------ Given information

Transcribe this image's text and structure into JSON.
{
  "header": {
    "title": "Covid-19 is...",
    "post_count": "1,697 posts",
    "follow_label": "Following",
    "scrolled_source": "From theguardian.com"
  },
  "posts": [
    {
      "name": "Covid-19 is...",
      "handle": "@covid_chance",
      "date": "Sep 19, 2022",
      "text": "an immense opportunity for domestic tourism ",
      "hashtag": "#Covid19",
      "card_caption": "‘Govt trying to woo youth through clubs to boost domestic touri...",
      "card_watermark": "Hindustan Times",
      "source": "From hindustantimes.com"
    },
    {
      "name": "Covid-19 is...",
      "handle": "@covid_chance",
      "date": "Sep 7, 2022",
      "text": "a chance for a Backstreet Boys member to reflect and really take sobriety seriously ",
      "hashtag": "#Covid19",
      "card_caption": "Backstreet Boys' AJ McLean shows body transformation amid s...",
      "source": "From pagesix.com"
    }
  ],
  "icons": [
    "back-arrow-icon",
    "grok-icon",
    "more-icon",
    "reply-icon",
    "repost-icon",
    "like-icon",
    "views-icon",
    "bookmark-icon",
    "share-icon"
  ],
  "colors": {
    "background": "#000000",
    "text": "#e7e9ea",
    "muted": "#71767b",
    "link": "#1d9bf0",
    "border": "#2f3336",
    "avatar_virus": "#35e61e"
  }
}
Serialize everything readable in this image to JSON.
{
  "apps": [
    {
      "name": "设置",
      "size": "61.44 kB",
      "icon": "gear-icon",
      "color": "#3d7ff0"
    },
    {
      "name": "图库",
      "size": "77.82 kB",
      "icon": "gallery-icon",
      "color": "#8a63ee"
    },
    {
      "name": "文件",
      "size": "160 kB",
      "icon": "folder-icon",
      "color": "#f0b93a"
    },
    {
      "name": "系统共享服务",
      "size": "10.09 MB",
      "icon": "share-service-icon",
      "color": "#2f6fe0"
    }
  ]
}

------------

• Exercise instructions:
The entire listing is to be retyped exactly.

• Answer space:
Transcribe this image's text and structure into JSON.
{
  "header": {
    "title": "Covid-19 is...",
    "post_count": "1,697 posts",
    "follow_label": "Following",
    "scrolled_source": "From theguardian.com"
  },
  "posts": [
    {
      "name": "Covid-19 is...",
      "handle": "@covid_chance",
      "date": "Sep 19, 2022",
      "text": "an immense opportunity for domestic tourism ",
      "hashtag": "#Covid19",
      "card_caption": "‘Govt trying to woo youth through clubs to boost domestic touri...",
      "card_watermark": "Hindustan Times",
      "source": "From hindustantimes.com"
    },
    {
      "name": "Covid-19 is...",
      "handle": "@covid_chance",
      "date": "Sep 7, 2022",
      "text": "a chance for a Backstreet Boys member to reflect and really take sobriety seriously ",
      "hashtag": "#Covid19",
      "card_caption": "Backstreet Boys' AJ McLean shows body transformation amid s...",
      "source": "From pagesix.com"
    }
  ],
  "icons": [
    "back-arrow-icon",
    "grok-icon",
    "more-icon",
    "reply-icon",
    "repost-icon",
    "like-icon",
    "views-icon",
    "bookmark-icon",
    "share-icon"
  ],
  "colors": {
    "background": "#000000",
    "text": "#e7e9ea",
    "muted": "#71767b",
    "link": "#1d9bf0",
    "border": "#2f3336",
    "avatar_virus": "#35e61e"
  }
}
Serialize everything readable in this image to JSON.
{
  "apps": [
    {
      "name": "设置",
      "size": "61.44 kB",
      "icon": "gear-icon",
      "color": "#3d7ff0"
    },
    {
      "name": "图库",
      "size": "77.82 kB",
      "icon": "gallery-icon",
      "color": "#8a63ee"
    },
    {
      "name": "文件",
      "size": "160 kB",
      "icon": "folder-icon",
      "color": "#f0b93a"
    },
    {
      "name": "系统共享服务",
      "size": "10.09 MB",
      "icon": "share-service-icon",
      "color": "#2f6fe0"
    }
  ]
}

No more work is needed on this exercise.